There are many passages in the Bible that teach us about financial giving. One of the most famous is Malachi 3:10. It is a powerful, prophetic passage, especially when viewed through the lens of the gospel.
What is the background of this famous verse? And how do we apply it today?
Reading the Old Testament is like dusting off a family album and looking at pictures of our ancestors. We soon realize that their story is our story, too! With this in mind, there are treasures in the Old Testament.
Malachi was a prophet. Prophets often used descriptive language to prod people who had grown slack in their worship of God. He wrote around 500 B.C., when the people of God had returned from exile. They were going through tough financial times; they were discouraged and were neglecting important areas of faithfulness to God.
As modern Christians, we can learn three timeless truths from Malachi 3:
- A blind spot is revealed.
- A rhythm is to be renewed.
- A blessing is poured out.
1. A blind spot is revealed
Speaking through Malachi, God had a word of truth for the people.
It was a blind spot. Perhaps the priests had failed to instruct them. Perhaps they were fearful because of the economy.
Is it possible that we have a blind spot in the area of giving? In his book, Counterfeit Gods, Tim Keller says that greed can be a blind spot in our hearts. The New Testament talks about how money can fasten its grip on us.
One of the best ways to break free from the grip of money is through generosity. That leads us to the second lesson.
2. A rhythm is to be renewed
Malachi encourages them to return to the time-tested rhythm of giving tithes and offerings.
Bring the full tithe into the storehouse… (Malachi 3:10)
What was the storehouse? It was a place in the temple where tithes and offerings were kept. From the storehouse, the priests and Levites were provided for; the temple was kept up, and the needs of the people were cared for.
This is the basis for the Christian practice of giving our “tithes and offerings.” Respected biblical pastors and scholars tend to view the tithe as a good rule of thumb, or a starting point. None would argue that we are called, in the New Testament, to something less than the tithe. One benefit of the tithe is a kind of equitable spread of responsibility, based upon capacity. People with lesser incomes are not shouldered with an excessive burden; those who have been blessed with great resources give larger amounts toward the work of God.
The gospel turns giving into a grace, an act of joy. The New Testament urges us to give generously, purposefully, and cheerfully. (See 2 Corinthians 9:6-7)
What about those among us who are experiencing economic hardship, and are unable to tithe? Jesus told a story, recorded in Luke 20:1-4, about a poor widow who could only put two copper coins into the temple treasury. He said that the widow put in more than all the others! The amount of our giving is not measured by how much we give, but by how much we have left after we give. A wise pastor once told me, “If you can’t give 10%, why not start with 3%, and trust God to grow that percentage over time?” I love the freedom in his counsel.

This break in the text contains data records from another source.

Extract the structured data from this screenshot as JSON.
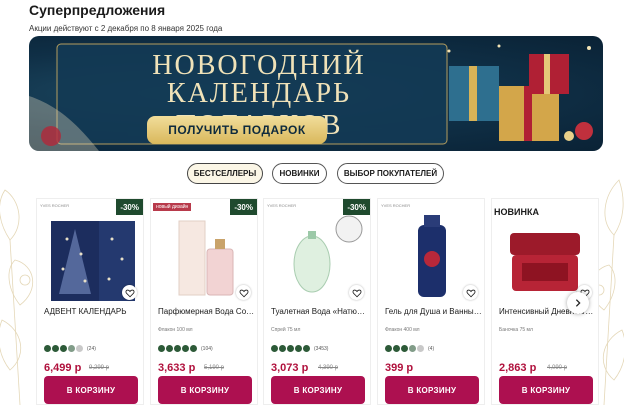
{
  "header": {
    "title": "Суперпредложения",
    "subtitle": "Акции действуют с 2 декабря по 8 января 2025 года"
  },
  "banner": {
    "line1": "НОВОГОДНИЙ",
    "line2": "КАЛЕНДАРЬ ПОДАРКОВ",
    "button_label": "ПОЛУЧИТЬ ПОДАРОК",
    "bg_color": "#0f2f46",
    "accent_color": "#e4c778"
  },
  "tabs": [
    {
      "label": "БЕСТСЕЛЛЕРЫ",
      "active": true
    },
    {
      "label": "НОВИНКИ",
      "active": false
    },
    {
      "label": "ВЫБОР ПОКУПАТЕЛЕЙ",
      "active": false
    }
  ],
  "products": [
    {
      "name": "АДВЕНТ КАЛЕНДАРЬ",
      "volume": "",
      "discount": "-30%",
      "badge": "",
      "rating": 3.5,
      "reviews": "(24)",
      "price": "6,499 р",
      "old_price": "9,299 р",
      "cart_label": "В КОРЗИНУ",
      "brand_tiny": "YVES ROCHER"
    },
    {
      "name": "Парфюмерная Вода Comme Une Evidence",
      "volume": "Флакон 100 мл",
      "discount": "-30%",
      "badge": "новый дизайн",
      "rating": 5,
      "reviews": "(104)",
      "price": "3,633 р",
      "old_price": "5,190 р",
      "cart_label": "В КОРЗИНУ",
      "brand_tiny": ""
    },
    {
      "name": "Туалетная Вода «Натюрэль», 75 мл",
      "volume": "Спрей 75 мл",
      "discount": "-30%",
      "badge": "",
      "rating": 5,
      "reviews": "(3453)",
      "price": "3,073 р",
      "old_price": "4,390 р",
      "cart_label": "В КОРЗИНУ",
      "brand_tiny": "YVES ROCHER"
    },
    {
      "name": "Гель для Душа и Ванны «Гранат и…",
      "volume": "Флакон 400 мл",
      "discount": "",
      "badge": "",
      "rating": 3.5,
      "reviews": "(4)",
      "price": "399 р",
      "old_price": "",
      "cart_label": "В КОРЗИНУ",
      "brand_tiny": "YVES ROCHER"
    },
    {
      "name": "Интенсивный Дневной/Ночной…",
      "volume": "Баночка 75 мл",
      "discount": "",
      "badge": "НОВИНКА",
      "rating": 0,
      "reviews": "",
      "price": "2,863 р",
      "old_price": "4,090 р",
      "cart_label": "В КОРЗИНУ",
      "brand_tiny": ""
    }
  ],
  "icons": {
    "heart": "heart-icon",
    "next": "chevron-right-icon"
  },
  "colors": {
    "cart_button": "#ad1050",
    "price": "#b0103c",
    "discount_badge": "#1f4a2e",
    "star": "#2d5a38"
  }
}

Should our church be the primary place of our giving? There is not necessarily a one-to-one correspondence between the local church and the storehouse of Malachi 3, but there are good reasons why many people make their church the primary place where they give. One practical principle, from Galatians 6:6, is giving to the place where we are being fed. When we think about it, who else is called to give to your local church, except for the people who worship at that church?
Like many people, our approach is to give a tithe (10%) to our local church, and then freely support other ministries with our offerings. At times we give additional year-end gifts to our church, since our church is also a mission and we have a high degree of confidence in how the money is being used.
But if we give generously, will God provide for our needs? That leads us to the third lesson.
3. A blessing is poured out
Whatever might have made Malachi’s readers cautious about giving, they could be assured of God’s promise to provide for them.
This promise has been mistakenly used by some who preach a “prosperity gospel.” They teach that the more you give, the more you will get. Giving is seen by this false gospel as a path to prosperity.
In God’s providence, he may lead us into times of abundance or deprivation that are unrelated to our obedience in financial giving. We have been blessed with every spiritual blessing in Christ, and we need to be careful about basing God’s blessing on works righteousness. Instead, we can learn from Paul who (from prison!) said:
Later in Philippians 4, we do see a wonderful promise that God will provide for those who invest financially in God’s kingdom work.
From a human perspective, we could add up the amount of a lifetime of giving and imagine what we could have bought—better cars, better homes, more expensive toys—but the rewards of generosity are much greater. Consider these words of Jesus:
The more we grasp the gospel, the more we want to practice “the grace of giving.” (2 Corinthians 8:7). Paul saw the grace of Christ as our inspiration for generosity:
Why not begin today to renew the grace of giving?
Mike Tilley is the senior pastor of Lake Baldwin Church, and has lived in Orlando since 1994. He and his wife, Molly, worked with a core group from the Baldwin Park community to plant Lake Baldwin Church in 2006. Mike loves teaching the Bible in a way that relates to real life. In his spare time, Mike enjoys good movies, long dinner with friends, snow skiing, hanging out with his kids and two granddaughters, and travel.